Verizon Wireless, the large US cellular network with over 100 million subscribers, filed a request for additional spectrum from the FAA. The 299 page submission explains how they are already planning for small cells, but argues for additional spectrum to meet demand and suggests that small cells can't alone provide the capacity required. Is this true?
An aggressive LTE rollout
Verizon has invested heavily in its LTE deployment. The lower frequencies it uses at 700MHz provide longer range and better in-building penetration, meaning that initial coverage can be achieved with fewer cellsites. Over 200 million (out of 311 million total US population) are already covered by LTE, and the network is planned to match 3G coverage nationwide by the end of 2013.
Their LTE service is not only targetted at existing 3G smartphone users. They'll slap an LTE on the outside of your home to replace slower DSL wireline service too, although the same data pricing applies. And Apple's latest iPad 3 announced in San Francisco today is reported to support the super fast LTE technology too, with plain-clothes undercover Verizon employees installing LTE in Apple stores prior to the launch.
As more customers take up the service and usage grows, Verizon will need to add further capacity to meet demand. My guess is that they have several choices on how to do that, such as:
a) Increase capacity at existing sites, expanding each to be multi-sector rather than single sector; adding equipment to use all available frequencies; upgrading to the latest standards such as LTE-Advanced; making best use of proprietary features such as Self-Optimising Networks to tune the system to best advantage.
b) Buy more spectrum for use at existing LTE sites. Similar to (a) above, but requires legal access to extra frequencies and installing more kit. This is what the current FAA submission is all about.
c) Upgrade more 3G cellsites to have LTE as well. The longer range of LTE means that initial coverage can be achieved from fewer cellsites, so this would make use of existing locations to expand capacity.
d) Add new LTE small cells in specific areas (indoor and outdoor) with high traffic capacity that can't be served from existing sites.
e) "Refarm" existing 2G/3G frequencies by reallocating their use for LTE, once enough of the customers have LTE capable devices to use it instead
These are not mutually exclusive and all options may be used to some extent at the same time at different stages of the migration. For example, Japan has turned off it's old PDH 2G system and has already reallocated the spectrum. Korean operators are actively deploying small cells. By comparison, Verizon is seeking more spectrum to solve the same problem. Meanwhile, AT&T has acquired Qualcomm's spectrum licenses for $1.93 billion, and has started indicating it will refarm its 2G 1900 MHz spectrum.
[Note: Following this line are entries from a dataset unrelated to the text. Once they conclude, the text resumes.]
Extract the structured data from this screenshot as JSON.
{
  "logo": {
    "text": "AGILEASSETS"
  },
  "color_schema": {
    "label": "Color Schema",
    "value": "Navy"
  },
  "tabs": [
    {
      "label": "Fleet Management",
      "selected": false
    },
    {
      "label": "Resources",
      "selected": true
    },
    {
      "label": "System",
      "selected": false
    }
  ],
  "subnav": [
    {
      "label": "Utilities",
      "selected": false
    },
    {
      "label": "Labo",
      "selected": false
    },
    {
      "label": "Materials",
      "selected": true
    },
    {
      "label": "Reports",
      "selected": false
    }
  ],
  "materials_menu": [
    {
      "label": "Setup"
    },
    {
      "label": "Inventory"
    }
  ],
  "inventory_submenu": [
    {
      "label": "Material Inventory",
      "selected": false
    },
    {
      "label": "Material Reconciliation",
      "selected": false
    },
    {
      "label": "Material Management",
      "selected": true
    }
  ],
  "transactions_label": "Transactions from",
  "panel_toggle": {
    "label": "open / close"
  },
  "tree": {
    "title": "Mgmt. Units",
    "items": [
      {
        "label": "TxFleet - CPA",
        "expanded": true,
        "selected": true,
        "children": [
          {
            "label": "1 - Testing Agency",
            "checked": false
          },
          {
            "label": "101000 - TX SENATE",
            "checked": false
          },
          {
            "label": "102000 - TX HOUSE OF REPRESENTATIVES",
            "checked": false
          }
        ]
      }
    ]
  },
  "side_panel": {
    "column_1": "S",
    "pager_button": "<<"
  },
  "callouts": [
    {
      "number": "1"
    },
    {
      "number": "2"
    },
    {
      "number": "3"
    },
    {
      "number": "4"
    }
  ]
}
As always, the tradeoff between costs and capability are substantial – if you can get more spectrum for low cost, it might make it a lot cheaper to add capacity than install more cells. However, spectrum is limited and on its own won't give anything like the extra capacity required. Double the spectrum giving 2x capacity compares with 10x to 100x more capacity gain from high density small cell deployment.
Verizon makes the case for more LTE spectrum
There's a major battle for spectrum going on in the US between Verizon and T-Mobile. In a detailed submission to the FCC, Verizon argue that they must have more spectrum or their LTE network will run out of capacity as soon as the end of 2013. Verizon has cut a $3.9 Billion deal to buy spectrum from the Cable companies who no longer require it and this is being strongly appealed by T-Mobile as uncompetitive.
Wouldn't small cells solve the problem instead?
Fierce Wireless reported the submission, quoting Bill Stone, Executive Director of Network Strategy: "..as the technology becomes available and matures, Verizon Wireless will be deploying small cells aggressively to increase system capacity."
But he still doesn't believe that small cells will provide enough traffic capacity to handle the predicted growth, saying "While femtocells provide some congestion relief, they will never be able to meet the skyrocketing demand that I detailed above, because they offload only a small fraction of a sector's traffic,".
I don't agree with that view. While a 4 channel residential femtocell can't directly match the capacity of a 200+ channel macrocell today, there are now a wide range of small cells being marketed with much higher capacity. The idea is that many small cells are deployed across areas of high traffic demand and together deliver much greater total capacity. For example, we've seen examples where a couple of enterprise femtocells deployed inside high traffic corporate premises can treble the capacity of an existing outdoor macrocell.
It's also worth considering that the capacity of small cells is increasing all the time. 3G metrocells with 32 or 64 channel are already available and new LTE small cells are being introduced. To be fair, many are still in the trial stages rather than full commercial deployment, but will mature as LTE takeup increases worldwide.
And in the pipeline, we have several chipset vendors announcing astonishing capacity and capability which promise even more.
There isn't a single solution to the data capacity demand on wireless networks, and for sure more spectrum will be an important part of the mix. But rather than discounting small cells as making a small contribution, I'd argue that network operators need to incorporate these into their strategic plans sooner rather than later. In the long term, they will be handling the majority of traffic.